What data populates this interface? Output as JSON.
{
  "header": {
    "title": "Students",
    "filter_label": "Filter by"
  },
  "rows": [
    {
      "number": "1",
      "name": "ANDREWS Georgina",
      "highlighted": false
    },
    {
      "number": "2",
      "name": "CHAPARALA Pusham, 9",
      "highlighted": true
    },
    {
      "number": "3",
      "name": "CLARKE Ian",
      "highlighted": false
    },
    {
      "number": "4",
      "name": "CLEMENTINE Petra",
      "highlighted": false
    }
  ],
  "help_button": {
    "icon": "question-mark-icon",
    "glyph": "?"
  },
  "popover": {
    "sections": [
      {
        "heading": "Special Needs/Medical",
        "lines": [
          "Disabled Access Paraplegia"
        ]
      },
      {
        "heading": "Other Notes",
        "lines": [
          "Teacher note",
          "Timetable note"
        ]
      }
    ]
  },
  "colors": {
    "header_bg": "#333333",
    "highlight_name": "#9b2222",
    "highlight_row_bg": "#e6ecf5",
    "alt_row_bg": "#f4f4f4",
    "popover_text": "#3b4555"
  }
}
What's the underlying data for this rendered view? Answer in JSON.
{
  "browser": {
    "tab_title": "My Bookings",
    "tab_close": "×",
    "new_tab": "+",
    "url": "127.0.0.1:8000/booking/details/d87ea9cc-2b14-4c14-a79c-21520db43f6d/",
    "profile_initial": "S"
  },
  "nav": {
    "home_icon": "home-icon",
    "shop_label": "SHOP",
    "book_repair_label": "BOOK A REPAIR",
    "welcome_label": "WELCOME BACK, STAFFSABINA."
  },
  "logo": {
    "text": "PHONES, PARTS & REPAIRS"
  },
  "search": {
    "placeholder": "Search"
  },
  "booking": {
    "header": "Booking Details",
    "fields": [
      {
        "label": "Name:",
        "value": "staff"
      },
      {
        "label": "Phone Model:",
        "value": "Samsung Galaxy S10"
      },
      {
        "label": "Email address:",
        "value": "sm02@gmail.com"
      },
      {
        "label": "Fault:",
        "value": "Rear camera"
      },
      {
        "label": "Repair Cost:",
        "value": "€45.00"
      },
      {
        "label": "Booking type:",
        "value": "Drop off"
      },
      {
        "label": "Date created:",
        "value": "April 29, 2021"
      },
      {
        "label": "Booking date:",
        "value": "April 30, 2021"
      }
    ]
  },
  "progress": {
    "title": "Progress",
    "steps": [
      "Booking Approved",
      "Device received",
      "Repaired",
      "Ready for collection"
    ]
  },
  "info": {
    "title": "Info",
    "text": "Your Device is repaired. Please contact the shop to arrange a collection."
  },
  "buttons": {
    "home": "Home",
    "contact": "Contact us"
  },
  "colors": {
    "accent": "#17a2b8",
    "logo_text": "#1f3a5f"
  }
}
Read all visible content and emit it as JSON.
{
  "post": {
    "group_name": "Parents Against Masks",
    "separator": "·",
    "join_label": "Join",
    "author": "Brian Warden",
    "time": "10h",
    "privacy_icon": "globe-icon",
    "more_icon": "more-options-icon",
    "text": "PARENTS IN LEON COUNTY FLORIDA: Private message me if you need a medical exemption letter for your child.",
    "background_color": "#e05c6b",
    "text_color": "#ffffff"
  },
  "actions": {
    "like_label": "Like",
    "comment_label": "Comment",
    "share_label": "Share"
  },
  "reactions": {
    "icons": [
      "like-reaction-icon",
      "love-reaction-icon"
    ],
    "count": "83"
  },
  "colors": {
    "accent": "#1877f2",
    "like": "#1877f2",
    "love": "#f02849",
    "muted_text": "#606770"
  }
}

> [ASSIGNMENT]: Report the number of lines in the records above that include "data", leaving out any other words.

> [SOLUTION BELOW]: 2